The system that exists in Belarus is an economic, financial and moral dead end, Anatol Lyabedzka, chairman of the United Civic Party (UCP) who is a campaign aide to parliamentary candidate Uladzimir Ramanowski, said during a debate broadcast by state television network Belarus Two on Tuesday.
Mr. Lyabedzka thoroughly defeated his main opponent, House of Representatives member Svyatlana Shylava, attacking her on her record as a lawmaker and deflecting all challenges with quick and witty replies. His other opponent Yawhen Kryzhanowski, a prominent comedian who is running in the elections on behalf of the Liberal Democratic Party, came across as eloquent but much less forceful than Mr. Lyabedzka.
According to Mr. Lyabedzka, Belarus' biggest problem is "the lack of free and honest elections." "If there are no honest elections, there is no economic success of an independent judicial system," he said. "There're no honest elections, but there're political prisoners."
Mr. Lyabedzka, who is a candidate in another electoral district, said that he and Mr. Ramanowski would withdraw from the parliamentary race because Belarus needs no "pseudo-elections for the pseudo-parliament."
Of the 2,500 citizens of Belarus interviewed by pollsters this past February and asked to name three current members of the House of Representatives, none of them was able to name even one, and fewer than four percent of those interviewed knew the name of its chairman, Mr. Lyabedzka said.
This means that the so-called lawmakers were not elected in 2012 but had the elections rigged in their favor, he said.

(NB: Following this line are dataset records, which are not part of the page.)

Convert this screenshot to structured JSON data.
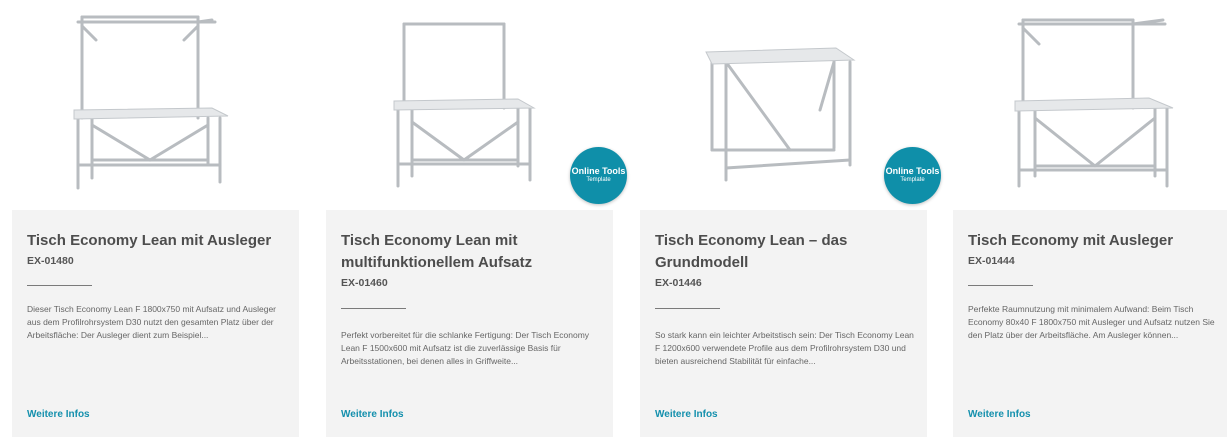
{
  "products": [
    {
      "title": "Tisch Economy Lean mit Ausleger",
      "code": "EX-01480",
      "description": "Dieser Tisch Economy Lean F 1800x750 mit Aufsatz und Ausleger aus dem Profilrohrsystem D30 nutzt den gesamten Platz über der Arbeitsfläche: Der Ausleger dient zum Beispiel...",
      "link": "Weitere Infos",
      "badge": null
    },
    {
      "title": "Tisch Economy Lean mit multifunktionellem Aufsatz",
      "code": "EX-01460",
      "description": "Perfekt vorbereitet für die schlanke Fertigung: Der Tisch Economy Lean F 1500x600 mit Aufsatz ist die zuverlässige Basis für Arbeitsstationen, bei denen alles in Griffweite...",
      "link": "Weitere Infos",
      "badge": {
        "line1": "Online Tools",
        "line2": "Template"
      }
    },
    {
      "title": "Tisch Economy Lean – das Grundmodell",
      "code": "EX-01446",
      "description": "So stark kann ein leichter Arbeitstisch sein: Der Tisch Economy Lean F 1200x600 verwendete Profile aus dem Profilrohrsystem D30 und bieten ausreichend Stabilität für einfache...",
      "link": "Weitere Infos",
      "badge": {
        "line1": "Online Tools",
        "line2": "Template"
      }
    },
    {
      "title": "Tisch Economy mit Ausleger",
      "code": "EX-01444",
      "description": "Perfekte Raumnutzung mit minimalem Aufwand: Beim Tisch Economy 80x40 F 1800x750 mit Ausleger und Aufsatz nutzen Sie den Platz über der Arbeitsfläche. Am Ausleger können...",
      "link": "Weitere Infos",
      "badge": null
    }
  ],
  "colors": {
    "card_bg": "#f3f3f3",
    "title": "#4d4d4d",
    "link": "#1490ad",
    "badge": "#0f8fa9",
    "frame": "#b8bcc0",
    "top": "#e6e8ea"
  },
  "images": [
    "table-with-overhead-boom",
    "table-with-upright-frame",
    "basic-table",
    "table-with-side-boom"
  ]
}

"Why call on people to participate in something that doesn't exist?" Mr. Lyabedzka said. "There is no parliament, no Representatives and honestly admit that we're here to tell people about this."
However, television and radio addresses to voters by 20 candidates representing the United Civic Party have not been broadcast because of censorship, he said.
Mr. Lyabedzka slammed the social and economic policies of the current government. "What success can we talk about if there are 17 liters of pure alcohol per capita in Belarus every year even though degradation begins after eight liters? We're two times above this limit. What success can we talk about if a million citizens of our country are migrant workers in Russia and 500,000 more are 'unnecessary people'? What kind of system was created we have if the country doesn't need half a million working-age people?"